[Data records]
==========

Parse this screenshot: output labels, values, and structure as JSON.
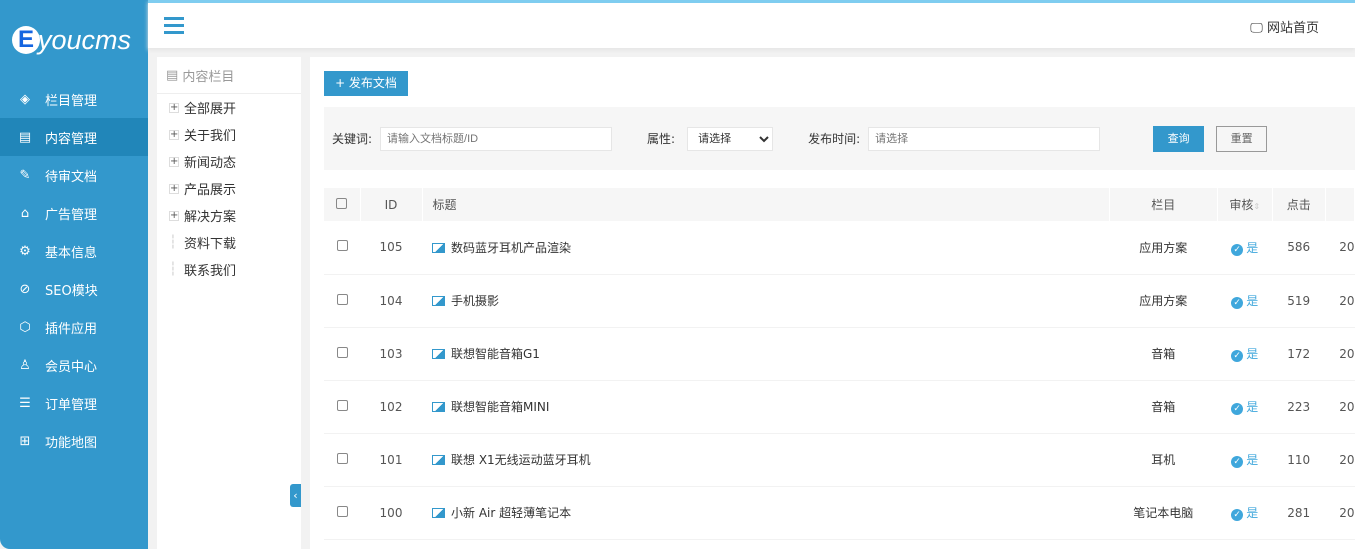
{
  "app": {
    "logo": "youcms",
    "logo_letter": "E"
  },
  "sidebar": {
    "items": [
      {
        "label": "栏目管理",
        "icon": "layers-icon",
        "glyph": "◈"
      },
      {
        "label": "内容管理",
        "icon": "document-icon",
        "glyph": "▤",
        "active": true
      },
      {
        "label": "待审文档",
        "icon": "edit-document-icon",
        "glyph": "✎"
      },
      {
        "label": "广告管理",
        "icon": "ad-icon",
        "glyph": "⌂"
      },
      {
        "label": "基本信息",
        "icon": "gear-icon",
        "glyph": "⚙"
      },
      {
        "label": "SEO模块",
        "icon": "seo-icon",
        "glyph": "⊘"
      },
      {
        "label": "插件应用",
        "icon": "cube-icon",
        "glyph": "⬡"
      },
      {
        "label": "会员中心",
        "icon": "user-icon",
        "glyph": "♙"
      },
      {
        "label": "订单管理",
        "icon": "list-icon",
        "glyph": "☰"
      },
      {
        "label": "功能地图",
        "icon": "grid-icon",
        "glyph": "⊞"
      }
    ]
  },
  "topbar": {
    "home_label": "网站首页",
    "home_icon": "monitor-icon"
  },
  "tree": {
    "title": "内容栏目",
    "items": [
      {
        "label": "全部展开",
        "expandable": true
      },
      {
        "label": "关于我们",
        "expandable": true
      },
      {
        "label": "新闻动态",
        "expandable": true
      },
      {
        "label": "产品展示",
        "expandable": true
      },
      {
        "label": "解决方案",
        "expandable": true
      },
      {
        "label": "资料下载",
        "expandable": false
      },
      {
        "label": "联系我们",
        "expandable": false
      }
    ]
  },
  "toolbar": {
    "add_label": "+ 发布文档"
  },
  "filter": {
    "keyword_label": "关键词:",
    "keyword_placeholder": "请输入文档标题/ID",
    "attr_label": "属性:",
    "attr_value": "请选择",
    "time_label": "发布时间:",
    "time_placeholder": "请选择",
    "search_label": "查询",
    "reset_label": "重置"
  },
  "table": {
    "headers": {
      "id": "ID",
      "title": "标题",
      "category": "栏目",
      "audit": "审核",
      "clicks": "点击"
    },
    "rows": [
      {
        "id": "105",
        "title": "数码蓝牙耳机产品渲染",
        "category": "应用方案",
        "audit": "是",
        "clicks": "586",
        "date": "20"
      },
      {
        "id": "104",
        "title": "手机摄影",
        "category": "应用方案",
        "audit": "是",
        "clicks": "519",
        "date": "20"
      },
      {
        "id": "103",
        "title": "联想智能音箱G1",
        "category": "音箱",
        "audit": "是",
        "clicks": "172",
        "date": "20"
      },
      {
        "id": "102",
        "title": "联想智能音箱MINI",
        "category": "音箱",
        "audit": "是",
        "clicks": "223",
        "date": "20"
      },
      {
        "id": "101",
        "title": "联想 X1无线运动蓝牙耳机",
        "category": "耳机",
        "audit": "是",
        "clicks": "110",
        "date": "20"
      },
      {
        "id": "100",
        "title": "小新 Air 超轻薄笔记本",
        "category": "笔记本电脑",
        "audit": "是",
        "clicks": "281",
        "date": "20"
      }
    ]
  }
}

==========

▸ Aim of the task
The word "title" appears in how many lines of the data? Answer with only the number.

▸ Answer box
8